[Website and app data records]
····················

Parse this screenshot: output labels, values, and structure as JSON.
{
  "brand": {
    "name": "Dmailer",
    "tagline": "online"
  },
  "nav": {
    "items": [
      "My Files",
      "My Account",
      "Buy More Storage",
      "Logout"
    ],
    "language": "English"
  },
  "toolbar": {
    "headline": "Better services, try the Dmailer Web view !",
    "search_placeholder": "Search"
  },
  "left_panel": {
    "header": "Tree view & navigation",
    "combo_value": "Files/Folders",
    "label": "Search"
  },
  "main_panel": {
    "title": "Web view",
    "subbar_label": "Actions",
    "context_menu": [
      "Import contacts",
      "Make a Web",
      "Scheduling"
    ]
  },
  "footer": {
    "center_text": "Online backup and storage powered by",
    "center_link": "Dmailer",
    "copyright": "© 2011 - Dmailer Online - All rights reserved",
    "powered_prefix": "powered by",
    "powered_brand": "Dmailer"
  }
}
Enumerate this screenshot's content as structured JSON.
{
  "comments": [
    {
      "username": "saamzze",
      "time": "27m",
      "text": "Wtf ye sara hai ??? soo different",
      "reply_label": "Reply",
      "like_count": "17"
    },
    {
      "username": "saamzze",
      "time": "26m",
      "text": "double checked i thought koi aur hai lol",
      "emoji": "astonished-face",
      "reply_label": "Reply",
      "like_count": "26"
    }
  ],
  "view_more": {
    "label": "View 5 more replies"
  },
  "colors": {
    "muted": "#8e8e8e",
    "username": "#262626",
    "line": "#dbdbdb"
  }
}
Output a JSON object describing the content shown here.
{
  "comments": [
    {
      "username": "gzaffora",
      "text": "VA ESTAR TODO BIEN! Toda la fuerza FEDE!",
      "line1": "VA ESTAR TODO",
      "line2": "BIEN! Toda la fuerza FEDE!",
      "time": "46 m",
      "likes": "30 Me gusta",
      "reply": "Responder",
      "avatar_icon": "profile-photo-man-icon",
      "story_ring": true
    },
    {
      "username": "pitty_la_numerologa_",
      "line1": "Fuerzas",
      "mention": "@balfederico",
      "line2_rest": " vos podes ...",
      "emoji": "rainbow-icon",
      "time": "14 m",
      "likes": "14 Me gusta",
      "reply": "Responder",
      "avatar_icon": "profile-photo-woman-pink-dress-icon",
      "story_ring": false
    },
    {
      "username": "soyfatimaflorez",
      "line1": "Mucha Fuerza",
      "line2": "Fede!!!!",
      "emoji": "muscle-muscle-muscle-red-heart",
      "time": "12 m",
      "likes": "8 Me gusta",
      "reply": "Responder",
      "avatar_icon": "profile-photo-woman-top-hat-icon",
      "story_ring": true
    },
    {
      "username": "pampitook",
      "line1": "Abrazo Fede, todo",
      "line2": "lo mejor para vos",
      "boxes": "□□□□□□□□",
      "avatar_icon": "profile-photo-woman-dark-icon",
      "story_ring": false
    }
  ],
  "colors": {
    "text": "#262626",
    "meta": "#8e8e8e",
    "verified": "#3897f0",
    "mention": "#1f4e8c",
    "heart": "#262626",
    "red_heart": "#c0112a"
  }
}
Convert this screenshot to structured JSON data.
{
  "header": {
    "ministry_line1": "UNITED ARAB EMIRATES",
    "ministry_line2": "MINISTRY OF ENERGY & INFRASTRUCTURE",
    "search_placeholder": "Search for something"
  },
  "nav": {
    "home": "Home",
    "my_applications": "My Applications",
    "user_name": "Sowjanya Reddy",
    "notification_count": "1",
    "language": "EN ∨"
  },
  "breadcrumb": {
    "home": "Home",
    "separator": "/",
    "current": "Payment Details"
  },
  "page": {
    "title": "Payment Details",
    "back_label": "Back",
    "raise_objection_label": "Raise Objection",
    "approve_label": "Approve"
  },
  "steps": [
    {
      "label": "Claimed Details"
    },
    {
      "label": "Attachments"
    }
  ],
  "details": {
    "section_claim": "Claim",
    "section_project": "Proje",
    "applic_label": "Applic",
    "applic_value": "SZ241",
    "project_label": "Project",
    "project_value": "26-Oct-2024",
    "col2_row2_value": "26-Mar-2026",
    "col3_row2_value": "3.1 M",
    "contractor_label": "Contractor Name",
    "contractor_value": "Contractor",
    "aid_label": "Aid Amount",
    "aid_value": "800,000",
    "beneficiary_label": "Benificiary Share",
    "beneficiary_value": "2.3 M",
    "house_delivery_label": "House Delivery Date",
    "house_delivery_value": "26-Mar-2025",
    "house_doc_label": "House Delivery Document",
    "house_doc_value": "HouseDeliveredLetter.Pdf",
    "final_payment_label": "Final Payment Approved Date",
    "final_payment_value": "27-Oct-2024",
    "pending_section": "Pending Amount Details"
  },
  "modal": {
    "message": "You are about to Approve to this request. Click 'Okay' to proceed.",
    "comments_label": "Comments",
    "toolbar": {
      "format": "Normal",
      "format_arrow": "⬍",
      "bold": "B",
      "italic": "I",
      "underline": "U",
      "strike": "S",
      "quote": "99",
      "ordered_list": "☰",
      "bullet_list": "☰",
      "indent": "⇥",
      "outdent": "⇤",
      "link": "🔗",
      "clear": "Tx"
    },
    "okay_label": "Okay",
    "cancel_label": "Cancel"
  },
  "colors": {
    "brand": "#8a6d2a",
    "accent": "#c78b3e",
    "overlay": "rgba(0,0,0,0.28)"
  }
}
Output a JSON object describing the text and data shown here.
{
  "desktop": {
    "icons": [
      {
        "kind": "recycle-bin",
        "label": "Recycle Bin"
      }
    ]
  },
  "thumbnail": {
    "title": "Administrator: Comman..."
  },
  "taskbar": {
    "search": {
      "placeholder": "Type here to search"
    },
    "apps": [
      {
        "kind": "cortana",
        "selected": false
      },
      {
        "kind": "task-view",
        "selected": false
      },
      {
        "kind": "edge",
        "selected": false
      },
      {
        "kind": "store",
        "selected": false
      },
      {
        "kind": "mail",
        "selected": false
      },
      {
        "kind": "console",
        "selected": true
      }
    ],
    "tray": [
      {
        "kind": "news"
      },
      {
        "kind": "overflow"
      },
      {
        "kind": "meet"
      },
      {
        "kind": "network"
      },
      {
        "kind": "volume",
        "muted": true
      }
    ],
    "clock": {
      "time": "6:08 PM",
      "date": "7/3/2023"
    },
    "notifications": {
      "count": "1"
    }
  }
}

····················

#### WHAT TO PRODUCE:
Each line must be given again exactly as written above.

#### OUTPUT FOR THIS EXERCISE:
Parse this screenshot: output labels, values, and structure as JSON.
{
  "brand": {
    "name": "Dmailer",
    "tagline": "online"
  },
  "nav": {
    "items": [
      "My Files",
      "My Account",
      "Buy More Storage",
      "Logout"
    ],
    "language": "English"
  },
  "toolbar": {
    "headline": "Better services, try the Dmailer Web view !",
    "search_placeholder": "Search"
  },
  "left_panel": {
    "header": "Tree view & navigation",
    "combo_value": "Files/Folders",
    "label": "Search"
  },
  "main_panel": {
    "title": "Web view",
    "subbar_label": "Actions",
    "context_menu": [
      "Import contacts",
      "Make a Web",
      "Scheduling"
    ]
  },
  "footer": {
    "center_text": "Online backup and storage powered by",
    "center_link": "Dmailer",
    "copyright": "© 2011 - Dmailer Online - All rights reserved",
    "powered_prefix": "powered by",
    "powered_brand": "Dmailer"
  }
}
Enumerate this screenshot's content as structured JSON.
{
  "comments": [
    {
      "username": "saamzze",
      "time": "27m",
      "text": "Wtf ye sara hai ??? soo different",
      "reply_label": "Reply",
      "like_count": "17"
    },
    {
      "username": "saamzze",
      "time": "26m",
      "text": "double checked i thought koi aur hai lol",
      "emoji": "astonished-face",
      "reply_label": "Reply",
      "like_count": "26"
    }
  ],
  "view_more": {
    "label": "View 5 more replies"
  },
  "colors": {
    "muted": "#8e8e8e",
    "username": "#262626",
    "line": "#dbdbdb"
  }
}
Output a JSON object describing the content shown here.
{
  "comments": [
    {
      "username": "gzaffora",
      "text": "VA ESTAR TODO BIEN! Toda la fuerza FEDE!",
      "line1": "VA ESTAR TODO",
      "line2": "BIEN! Toda la fuerza FEDE!",
      "time": "46 m",
      "likes": "30 Me gusta",
      "reply": "Responder",
      "avatar_icon": "profile-photo-man-icon",
      "story_ring": true
    },
    {
      "username": "pitty_la_numerologa_",
      "line1": "Fuerzas",
      "mention": "@balfederico",
      "line2_rest": " vos podes ...",
      "emoji": "rainbow-icon",
      "time": "14 m",
      "likes": "14 Me gusta",
      "reply": "Responder",
      "avatar_icon": "profile-photo-woman-pink-dress-icon",
      "story_ring": false
    },
    {
      "username": "soyfatimaflorez",
      "line1": "Mucha Fuerza",
      "line2": "Fede!!!!",
      "emoji": "muscle-muscle-muscle-red-heart",
      "time": "12 m",
      "likes": "8 Me gusta",
      "reply": "Responder",
      "avatar_icon": "profile-photo-woman-top-hat-icon",
      "story_ring": true
    },
    {
      "username": "pampitook",
      "line1": "Abrazo Fede, todo",
      "line2": "lo mejor para vos",
      "boxes": "□□□□□□□□",
      "avatar_icon": "profile-photo-woman-dark-icon",
      "story_ring": false
    }
  ],
  "colors": {
    "text": "#262626",
    "meta": "#8e8e8e",
    "verified": "#3897f0",
    "mention": "#1f4e8c",
    "heart": "#262626",
    "red_heart": "#c0112a"
  }
}
Convert this screenshot to structured JSON data.
{
  "header": {
    "ministry_line1": "UNITED ARAB EMIRATES",
    "ministry_line2": "MINISTRY OF ENERGY & INFRASTRUCTURE",
    "search_placeholder": "Search for something"
  },
  "nav": {
    "home": "Home",
    "my_applications": "My Applications",
    "user_name": "Sowjanya Reddy",
    "notification_count": "1",
    "language": "EN ∨"
  },
  "breadcrumb": {
    "home": "Home",
    "separator": "/",
    "current": "Payment Details"
  },
  "page": {
    "title": "Payment Details",
    "back_label": "Back",
    "raise_objection_label": "Raise Objection",
    "approve_label": "Approve"
  },
  "steps": [
    {
      "label": "Claimed Details"
    },
    {
      "label": "Attachments"
    }
  ],
  "details": {
    "section_claim": "Claim",
    "section_project": "Proje",
    "applic_label": "Applic",
    "applic_value": "SZ241",
    "project_label": "Project",
    "project_value": "26-Oct-2024",
    "col2_row2_value": "26-Mar-2026",
    "col3_row2_value": "3.1 M",
    "contractor_label": "Contractor Name",
    "contractor_value": "Contractor",
    "aid_label": "Aid Amount",
    "aid_value": "800,000",
    "beneficiary_label": "Benificiary Share",
    "beneficiary_value": "2.3 M",
    "house_delivery_label": "House Delivery Date",
    "house_delivery_value": "26-Mar-2025",
    "house_doc_label": "House Delivery Document",
    "house_doc_value": "HouseDeliveredLetter.Pdf",
    "final_payment_label": "Final Payment Approved Date",
    "final_payment_value": "27-Oct-2024",
    "pending_section": "Pending Amount Details"
  },
  "modal": {
    "message": "You are about to Approve to this request. Click 'Okay' to proceed.",
    "comments_label": "Comments",
    "toolbar": {
      "format": "Normal",
      "format_arrow": "⬍",
      "bold": "B",
      "italic": "I",
      "underline": "U",
      "strike": "S",
      "quote": "99",
      "ordered_list": "☰",
      "bullet_list": "☰",
      "indent": "⇥",
      "outdent": "⇤",
      "link": "🔗",
      "clear": "Tx"
    },
    "okay_label": "Okay",
    "cancel_label": "Cancel"
  },
  "colors": {
    "brand": "#8a6d2a",
    "accent": "#c78b3e",
    "overlay": "rgba(0,0,0,0.28)"
  }
}
Output a JSON object describing the text and data shown here.
{
  "desktop": {
    "icons": [
      {
        "kind": "recycle-bin",
        "label": "Recycle Bin"
      }
    ]
  },
  "thumbnail": {
    "title": "Administrator: Comman..."
  },
  "taskbar": {
    "search": {
      "placeholder": "Type here to search"
    },
    "apps": [
      {
        "kind": "cortana",
        "selected": false
      },
      {
        "kind": "task-view",
        "selected": false
      },
      {
        "kind": "edge",
        "selected": false
      },
      {
        "kind": "store",
        "selected": false
      },
      {
        "kind": "mail",
        "selected": false
      },
      {
        "kind": "console",
        "selected": true
      }
    ],
    "tray": [
      {
        "kind": "news"
      },
      {
        "kind": "overflow"
      },
      {
        "kind": "meet"
      },
      {
        "kind": "network"
      },
      {
        "kind": "volume",
        "muted": true
      }
    ],
    "clock": {
      "time": "6:08 PM",
      "date": "7/3/2023"
    },
    "notifications": {
      "count": "1"
    }
  }
}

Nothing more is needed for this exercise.